Finally, after leasing F59PH units from Rail World and RB Leasing for a number of years, AMT stepped up to the plate and purchased 10 units of their own from GO's final lot of retired F59PH's in August 2011 (units 543-545, 548-550, 552, 553, 555 and 556). The units sat at Mimico for nearly a year before being relettered as AMXX 1340-1349 and shipped east to their new owner.
Initially AMT put at least two units into service retaining in their old GO livery (1341 & 1342), but it wasn't long before four were in service and all had been repainted by AMT into their spartan livery with logos (1342, 1344 and 1345 were done in silver, 1341 was done in white). Some of them operated with and alongside AMT's leased F59's until those came off lease and were returned.
The six other units AMT purchased that didn't enter service were sent south to Brookville Locomotive in PA for overhauls and repainting in 2013, and returned in AMT's two-tone blue and silver livery. The four units that were in service would later follow.
Notable F59PH modifications made for AMT were single class lights on the noses (red), e-bells, and dual Nathan K5 horns at the front for redundancy. All are Phase 2 body units. Following a change in branding in 2017, some units began getting new white Exo lettering ("exo" in all lowercase) on a black front display panel. The side AMT logos were painted out in matching blue.
The balance of F59PH production had two different body styles. For the purposes of identification, they’ll be known as “Phase 1” and “Phase 2”:
Phase 1: GO 520-535
GO 520 sits and waits for its next piece of work in Toronto, Ontario in March, 2006. Photo by Brendan Frisina.
- Equipped with 1500 gallon fuel tanks
- Earlier HEP grills (large HEP grill area on either side)
- Delivered with rear MU cable pockets on rear pilot, later units had two grab irons
- Delivered without rear HEP intake vent housing (added at a later date)
- Delivered with horn mounted offset on conductor’s side, on angled portion of hood (relocated later).

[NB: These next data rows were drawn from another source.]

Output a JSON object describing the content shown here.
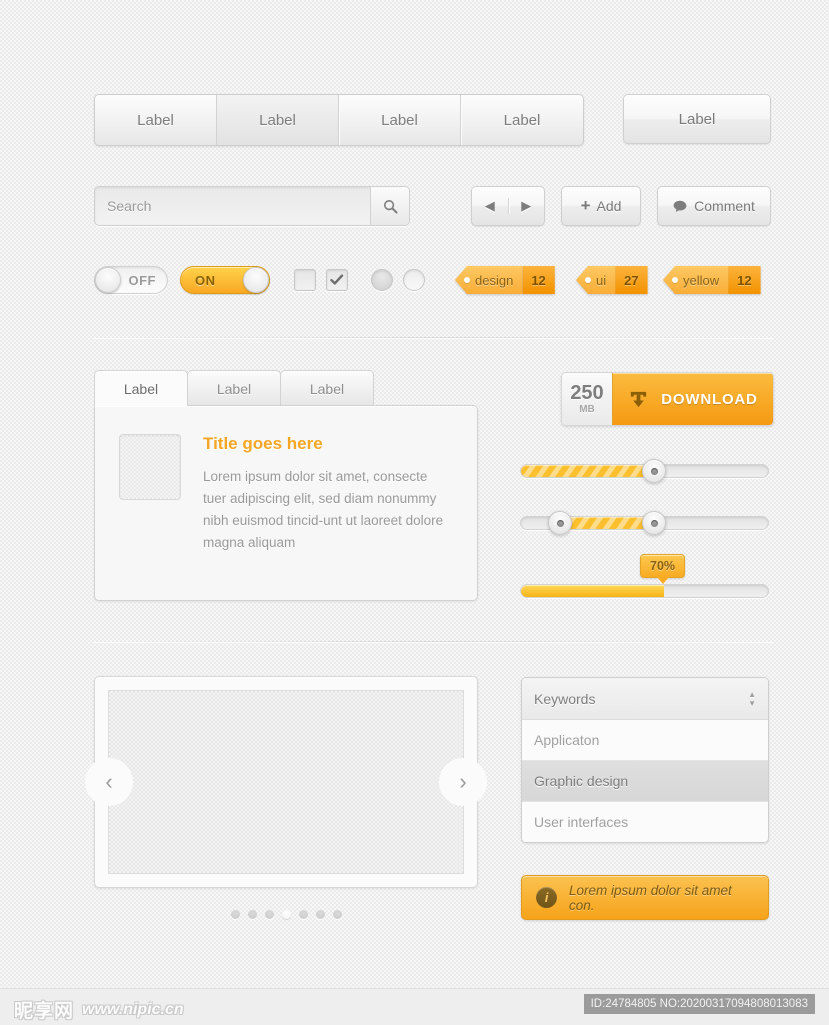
{
  "segmented": {
    "items": [
      {
        "label": "Label",
        "active": false
      },
      {
        "label": "Label",
        "active": true
      },
      {
        "label": "Label",
        "active": false
      },
      {
        "label": "Label",
        "active": false
      }
    ],
    "solo_label": "Label"
  },
  "search": {
    "value": "",
    "placeholder": "Search",
    "icon": "magnifier-icon"
  },
  "actions": {
    "prev_icon": "◀",
    "next_icon": "▶",
    "add_label": "Add",
    "add_icon": "+",
    "comment_label": "Comment",
    "comment_icon": "speech-bubble-icon"
  },
  "toggles": {
    "off_label": "OFF",
    "on_label": "ON"
  },
  "tags": [
    {
      "label": "design",
      "count": "12"
    },
    {
      "label": "ui",
      "count": "27"
    },
    {
      "label": "yellow",
      "count": "12"
    }
  ],
  "tabpanel": {
    "tabs": [
      {
        "label": "Label",
        "active": true
      },
      {
        "label": "Label",
        "active": false
      },
      {
        "label": "Label",
        "active": false
      }
    ],
    "title": "Title goes here",
    "body": "Lorem ipsum dolor sit amet, consecte tuer adipiscing elit, sed diam nonummy nibh euismod tincid-unt ut laoreet dolore magna aliquam"
  },
  "download": {
    "size": "250",
    "unit": "MB",
    "label": "DOWNLOAD",
    "icon": "download-tray-icon"
  },
  "sliders": [
    {
      "name": "single-handle-slider",
      "fill_start_pct": 0,
      "fill_end_pct": 52,
      "handles": [
        52
      ],
      "striped": true
    },
    {
      "name": "range-slider",
      "fill_start_pct": 14,
      "fill_end_pct": 52,
      "handles": [
        14,
        52
      ],
      "striped": true
    },
    {
      "name": "progress-slider",
      "fill_start_pct": 0,
      "fill_end_pct": 58,
      "tooltip": "70%",
      "striped": false
    }
  ],
  "carousel": {
    "prev_icon": "‹",
    "next_icon": "›",
    "dot_count": 7,
    "active_dot": 4
  },
  "select": {
    "header": "Keywords",
    "items": [
      {
        "label": "Applicaton",
        "selected": false
      },
      {
        "label": "Graphic design",
        "selected": true
      },
      {
        "label": "User interfaces",
        "selected": false
      }
    ]
  },
  "notification": {
    "icon": "info-icon",
    "icon_glyph": "i",
    "text": "Lorem ipsum dolor sit amet con."
  },
  "footer": {
    "watermark_cn": "昵享网",
    "watermark_url": "www.nipic.cn",
    "id_text": "ID:24784805 NO:20200317094808013083"
  },
  "colors": {
    "accent_orange": "#f5a623",
    "accent_orange_dark": "#f39200",
    "text_gray": "#8f8f8f",
    "background": "#ebebeb"
  }
}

- Delivered with white body stripe painted higher up on sides (didn’t match bilevel stripe, corrected when units repainted).

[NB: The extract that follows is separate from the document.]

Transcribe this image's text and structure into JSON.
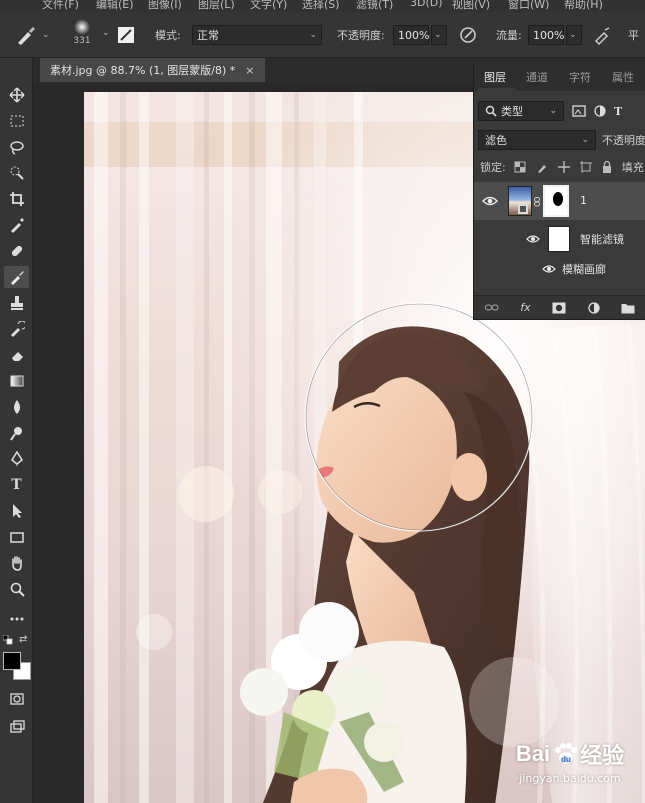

- Delivered with support bracket under front of anticlimber (added to 546 too).
**GO 533 received later style HEP grill setup (Phase 2) sometime in 2000’s
Phase 2 early: GO 536-560
GO 527 and 538 sit in Geogetown, Ontario in January, 2006. Photo by Stephen Gardiner.
- Equipped with larger 1850 gallon fuel tanks
- Additional drip rail on cab sides above battery box covers.
- Additional side carbody rib on both sides behind cab.
- Later HEP grills (2/3rds size HEP grill area, with small access hatch on side and small square grill added above)
Phase 2 late (or Phase 3): GO 562-568, Metrolink 851-873 (*same as Phase 2, but...)
GO 565 and 566 sit in London, Ontario after being released from the EMD plant. Photo by David Stowe, courtesy of Dan Dell'Unto.
- Different front and rear HEP plug arrangement, different anticlimber supports.
- Rear class lights placed on built-out mounts.
- Top roof cab vent mounted offset over conductor’s side of cab.
GO unit detail changes over the years
Rooftop details of GO 557 as sits west of Union Station, Toronto, Ontario. Photo by Dan Dell'Unto.
- Horns on early units (520-535) relocated from side of roof to top of roof in front of dynamic brake fan. Retained small grab by old horn location.
- All units except 529 lost their GMD-style numberboards in favour of a smaller rounder CN style (520-535) or a larger bolder round font (536-564, and later 530).
- All units wore standard GO Transit livery, with unit 527 temporarily receiving newer style GO “swoosh” logos in 1999.
- Dual RV-style cab air conditioners mounted on the roof of units starting in 2001 and over the next few years, replacing top cab rooftop vent.
- Rear class lights plated over on some units after rebuild.
- Antenna relocated to roof of inertial hatch in mid-2000’s, small antenna plane added to left side.
- When overhauled in 2011, remaining eight units received e-Bells. Horns were relocated to cab roof above bell a year or two after overhaul.